[Stored items]

####################

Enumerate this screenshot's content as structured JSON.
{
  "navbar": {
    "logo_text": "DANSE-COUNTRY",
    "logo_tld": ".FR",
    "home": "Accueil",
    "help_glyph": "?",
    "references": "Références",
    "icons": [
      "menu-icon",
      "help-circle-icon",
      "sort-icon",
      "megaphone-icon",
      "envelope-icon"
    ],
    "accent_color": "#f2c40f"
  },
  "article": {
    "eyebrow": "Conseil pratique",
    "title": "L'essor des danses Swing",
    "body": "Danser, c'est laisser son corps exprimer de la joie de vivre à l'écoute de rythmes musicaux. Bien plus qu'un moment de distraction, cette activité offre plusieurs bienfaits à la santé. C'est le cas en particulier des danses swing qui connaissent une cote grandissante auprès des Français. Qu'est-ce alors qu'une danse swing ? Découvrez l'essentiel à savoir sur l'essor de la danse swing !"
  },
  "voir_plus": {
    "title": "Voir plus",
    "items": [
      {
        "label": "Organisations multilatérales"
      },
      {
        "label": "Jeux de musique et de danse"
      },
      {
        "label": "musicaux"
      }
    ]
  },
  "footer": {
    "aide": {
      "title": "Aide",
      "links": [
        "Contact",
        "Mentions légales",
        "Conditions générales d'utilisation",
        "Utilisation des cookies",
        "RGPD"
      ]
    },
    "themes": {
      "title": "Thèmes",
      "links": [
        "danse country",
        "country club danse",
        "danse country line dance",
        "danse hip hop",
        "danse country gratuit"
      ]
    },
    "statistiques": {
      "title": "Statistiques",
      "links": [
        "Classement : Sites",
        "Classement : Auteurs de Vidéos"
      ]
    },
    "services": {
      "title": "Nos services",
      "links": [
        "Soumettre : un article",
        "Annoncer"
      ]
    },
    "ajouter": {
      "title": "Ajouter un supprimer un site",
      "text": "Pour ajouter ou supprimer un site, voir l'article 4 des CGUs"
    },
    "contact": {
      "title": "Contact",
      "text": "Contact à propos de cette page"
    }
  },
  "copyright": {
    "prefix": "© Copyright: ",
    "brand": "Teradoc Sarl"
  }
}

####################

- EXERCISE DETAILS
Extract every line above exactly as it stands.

- EXERCISE RESPONSE
Enumerate this screenshot's content as structured JSON.
{
  "navbar": {
    "logo_text": "DANSE-COUNTRY",
    "logo_tld": ".FR",
    "home": "Accueil",
    "help_glyph": "?",
    "references": "Références",
    "icons": [
      "menu-icon",
      "help-circle-icon",
      "sort-icon",
      "megaphone-icon",
      "envelope-icon"
    ],
    "accent_color": "#f2c40f"
  },
  "article": {
    "eyebrow": "Conseil pratique",
    "title": "L'essor des danses Swing",
    "body": "Danser, c'est laisser son corps exprimer de la joie de vivre à l'écoute de rythmes musicaux. Bien plus qu'un moment de distraction, cette activité offre plusieurs bienfaits à la santé. C'est le cas en particulier des danses swing qui connaissent une cote grandissante auprès des Français. Qu'est-ce alors qu'une danse swing ? Découvrez l'essentiel à savoir sur l'essor de la danse swing !"
  },
  "voir_plus": {
    "title": "Voir plus",
    "items": [
      {
        "label": "Organisations multilatérales"
      },
      {
        "label": "Jeux de musique et de danse"
      },
      {
        "label": "musicaux"
      }
    ]
  },
  "footer": {
    "aide": {
      "title": "Aide",
      "links": [
        "Contact",
        "Mentions légales",
        "Conditions générales d'utilisation",
        "Utilisation des cookies",
        "RGPD"
      ]
    },
    "themes": {
      "title": "Thèmes",
      "links": [
        "danse country",
        "country club danse",
        "danse country line dance",
        "danse hip hop",
        "danse country gratuit"
      ]
    },
    "statistiques": {
      "title": "Statistiques",
      "links": [
        "Classement : Sites",
        "Classement : Auteurs de Vidéos"
      ]
    },
    "services": {
      "title": "Nos services",
      "links": [
        "Soumettre : un article",
        "Annoncer"
      ]
    },
    "ajouter": {
      "title": "Ajouter un supprimer un site",
      "text": "Pour ajouter ou supprimer un site, voir l'article 4 des CGUs"
    },
    "contact": {
      "title": "Contact",
      "text": "Contact à propos de cette page"
    }
  },
  "copyright": {
    "prefix": "© Copyright: ",
    "brand": "Teradoc Sarl"
  }
}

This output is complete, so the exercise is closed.